This study is done under the financial supports provided by Turkish Catastrophe Insurance Pool and Turkish Insurance Association via Turkish Earthquake Foundation. The author benefitted significantly from the fruitful discussions with Prof. Mustafa Erdik and Prof. Ufuk Yazgan while establishing the presented content fragility model.


  1. Akkar S, Eroğlu Azak T, Çan T, Çeken U, Demircioğlu Tümsa MB, Duman TY, Erdik ÖM, Ergintav S, Kadirioğlu FT, Kalafat D, Kale Ö, Kartal RF, Kekovalı K, Kılıç T, Özalp S, Altuncu Poyraz S, Şeşetyan K, Tekin S, Yakut A, Yılmaz MT, Yücemen MS, Zülfikar Ö (2018) Evolution of seismic hazard maps in Turkey. Bull Earthq Eng 16:3197–3228CrossRefGoogle Scholar
  2. Applied Technology Council, ATC (1985) ATC-13 Earthquake damage evaluation data for California. Prepared by C. Rojahn and RL Sharpe, funded by Federal Emergency Management AgencyGoogle Scholar
  3. Applied Technology Council, ATC (2018) FEMA P58 Seismic performance assessment of buildings. Funded by Federal Emergency Management AgencyGoogle Scholar
  4. Federal Emergency Management Agency, FEMA (2003) Multi-hazard loss estimation methodology HAZUS®MH MR4 Technical ManualGoogle Scholar
  5. McGuire R (2004) Seismic hazard and risk analysis. Earthquake Engineering Research Institute, Oakland, CAGoogle Scholar
  6. Porter K (2019) A beginner’s guide to fragility, vulnerability, and risk. University of Colorado Boulder, p 119.
  7. Turkiye Deprem Vakfi, TDV (2018) Revision of earthquake premiums in accordance with the revised national seismic hazard maps of Turkey (in Turkish)Google Scholar
  8. Wald JW, Quitariano V, Heaton TH, Kanamori H (1999) Relationships between peak ground acceleration, peak ground velocity, and modified Mercalli intensity in California.

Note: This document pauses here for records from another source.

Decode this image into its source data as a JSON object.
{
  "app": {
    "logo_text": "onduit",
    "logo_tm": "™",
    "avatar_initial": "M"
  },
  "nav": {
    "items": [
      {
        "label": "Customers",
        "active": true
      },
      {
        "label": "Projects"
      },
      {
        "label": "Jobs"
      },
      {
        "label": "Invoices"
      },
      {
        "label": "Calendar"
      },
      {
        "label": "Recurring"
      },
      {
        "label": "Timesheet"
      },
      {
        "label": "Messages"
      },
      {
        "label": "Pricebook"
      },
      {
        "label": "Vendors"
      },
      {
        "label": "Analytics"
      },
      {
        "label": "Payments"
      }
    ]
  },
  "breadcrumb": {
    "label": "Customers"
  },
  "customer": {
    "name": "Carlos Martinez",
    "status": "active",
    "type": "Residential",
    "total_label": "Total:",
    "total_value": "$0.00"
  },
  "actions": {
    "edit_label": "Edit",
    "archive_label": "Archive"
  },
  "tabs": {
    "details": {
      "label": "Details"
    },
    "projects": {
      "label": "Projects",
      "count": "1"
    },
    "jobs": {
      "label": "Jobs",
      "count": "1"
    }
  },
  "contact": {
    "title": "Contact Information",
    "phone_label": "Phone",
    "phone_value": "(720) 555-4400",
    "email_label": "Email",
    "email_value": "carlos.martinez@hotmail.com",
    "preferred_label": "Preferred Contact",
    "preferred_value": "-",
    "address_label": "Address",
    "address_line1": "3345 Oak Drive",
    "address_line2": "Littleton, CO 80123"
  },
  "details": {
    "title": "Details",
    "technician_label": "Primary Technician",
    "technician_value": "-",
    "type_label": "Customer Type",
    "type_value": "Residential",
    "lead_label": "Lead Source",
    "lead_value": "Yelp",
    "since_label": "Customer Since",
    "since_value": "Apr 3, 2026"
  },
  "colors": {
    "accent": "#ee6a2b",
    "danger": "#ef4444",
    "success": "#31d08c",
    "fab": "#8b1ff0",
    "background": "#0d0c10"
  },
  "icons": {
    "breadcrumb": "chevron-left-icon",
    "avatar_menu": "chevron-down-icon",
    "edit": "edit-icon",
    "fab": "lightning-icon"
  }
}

Earthq Spect 15:557–564CrossRefGoogle Scholar

Copyright information

© The Author(s) 2021

Open Access This chapter is licensed under the terms of the Creative Commons Attribution 4.0 International License (, which permits use, sharing, adaptation, distribution and reproduction in any medium or format, as long as you give appropriate credit to the original author(s) and the source, provide a link to the Creative Commons license and indicate if changes were made.

The images or other third party material in this chapter are included in the chapter's Creative Commons license, unless indicated otherwise in a credit line to the material. If material is not included in the chapter's Creative Commons license and your intended use is not permitted by statutory regulation or exceeds the permitted use, you will need to obtain permission directly from the copyright holder.

Authors and Affiliations

  1. 1.Department of Earthquake EngineeringKandilli Observatory and Earthquake Research Institute, Boğaziçi UniversityIstanbulTurkey

Personalised recommendations